§ TRY IT
Type out the whole listing again exactly, pictures omitted.

§ ENTRIES SUPPLIED
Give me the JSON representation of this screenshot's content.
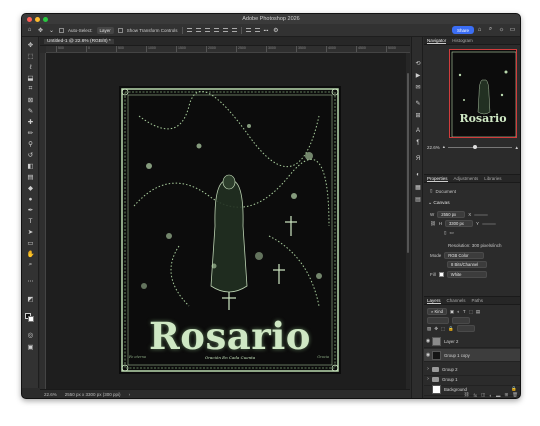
{
  "window": {
    "title": "Adobe Photoshop 2026"
  },
  "options_bar": {
    "auto_select_label": "Auto-Select:",
    "auto_select_value": "Layer",
    "show_transform_label": "Show Transform Controls",
    "more_label": "•••",
    "share_label": "Share"
  },
  "document": {
    "tab_label": "Untitled-1 @ 22.6% (RGB/8) *",
    "zoom": "22.6%",
    "status_info": "2550 px x 3300 px (300 ppi)",
    "ruler_ticks": [
      "500",
      "0",
      "500",
      "1000",
      "1500",
      "2000",
      "2500",
      "3000",
      "3500",
      "4000",
      "4500",
      "5000",
      "5500"
    ]
  },
  "poster": {
    "title": "Rosario",
    "subtitle_line": "Oración En Cada Cuenta",
    "small_left": "Fe eterna",
    "small_right": "Gracia",
    "accent_color": "#cfe8c4",
    "background_color": "#0c0c0c"
  },
  "navigator": {
    "tabs": [
      "Navigator",
      "Histogram"
    ],
    "zoom": "22.6%"
  },
  "properties": {
    "tabs": [
      "Properties",
      "Adjustments",
      "Libraries"
    ],
    "doc_label": "Document",
    "canvas_section": "Canvas",
    "width_label": "W",
    "width_value": "2550 px",
    "height_label": "H",
    "height_value": "3300 px",
    "x_label": "X",
    "y_label": "Y",
    "resolution": "Resolution: 300 pixels/inch",
    "mode_label": "Mode",
    "mode_value": "RGB Color",
    "depth_value": "8 Bits/Channel",
    "fill_label": "Fill",
    "fill_value": "White"
  },
  "layers": {
    "tabs": [
      "Layers",
      "Channels",
      "Paths"
    ],
    "kind_label": "Kind",
    "items": [
      {
        "name": "Layer 2",
        "thumb": "gray",
        "visible": true,
        "folder": false
      },
      {
        "name": "Group 1 copy",
        "thumb": "dark",
        "visible": true,
        "folder": false
      },
      {
        "name": "Group 2",
        "thumb": "",
        "visible": false,
        "folder": true
      },
      {
        "name": "Group 1",
        "thumb": "",
        "visible": false,
        "folder": true
      },
      {
        "name": "Background",
        "thumb": "white",
        "visible": false,
        "folder": false
      }
    ]
  },
  "colors": {
    "share_blue": "#3b6ef5",
    "nav_frame_red": "#d23c3c"
  }
}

§ TASK RESPONSE
Give me the JSON representation of this screenshot's content.
{
  "window": {
    "title": "Adobe Photoshop 2026"
  },
  "options_bar": {
    "auto_select_label": "Auto-Select:",
    "auto_select_value": "Layer",
    "show_transform_label": "Show Transform Controls",
    "more_label": "•••",
    "share_label": "Share"
  },
  "document": {
    "tab_label": "Untitled-1 @ 22.6% (RGB/8) *",
    "zoom": "22.6%",
    "status_info": "2550 px x 3300 px (300 ppi)",
    "ruler_ticks": [
      "500",
      "0",
      "500",
      "1000",
      "1500",
      "2000",
      "2500",
      "3000",
      "3500",
      "4000",
      "4500",
      "5000",
      "5500"
    ]
  },
  "poster": {
    "title": "Rosario",
    "subtitle_line": "Oración En Cada Cuenta",
    "small_left": "Fe eterna",
    "small_right": "Gracia",
    "accent_color": "#cfe8c4",
    "background_color": "#0c0c0c"
  },
  "navigator": {
    "tabs": [
      "Navigator",
      "Histogram"
    ],
    "zoom": "22.6%"
  },
  "properties": {
    "tabs": [
      "Properties",
      "Adjustments",
      "Libraries"
    ],
    "doc_label": "Document",
    "canvas_section": "Canvas",
    "width_label": "W",
    "width_value": "2550 px",
    "height_label": "H",
    "height_value": "3300 px",
    "x_label": "X",
    "y_label": "Y",
    "resolution": "Resolution: 300 pixels/inch",
    "mode_label": "Mode",
    "mode_value": "RGB Color",
    "depth_value": "8 Bits/Channel",
    "fill_label": "Fill",
    "fill_value": "White"
  },
  "layers": {
    "tabs": [
      "Layers",
      "Channels",
      "Paths"
    ],
    "kind_label": "Kind",
    "items": [
      {
        "name": "Layer 2",
        "thumb": "gray",
        "visible": true,
        "folder": false
      },
      {
        "name": "Group 1 copy",
        "thumb": "dark",
        "visible": true,
        "folder": false
      },
      {
        "name": "Group 2",
        "thumb": "",
        "visible": false,
        "folder": true
      },
      {
        "name": "Group 1",
        "thumb": "",
        "visible": false,
        "folder": true
      },
      {
        "name": "Background",
        "thumb": "white",
        "visible": false,
        "folder": false
      }
    ]
  },
  "colors": {
    "share_blue": "#3b6ef5",
    "nav_frame_red": "#d23c3c"
  }
}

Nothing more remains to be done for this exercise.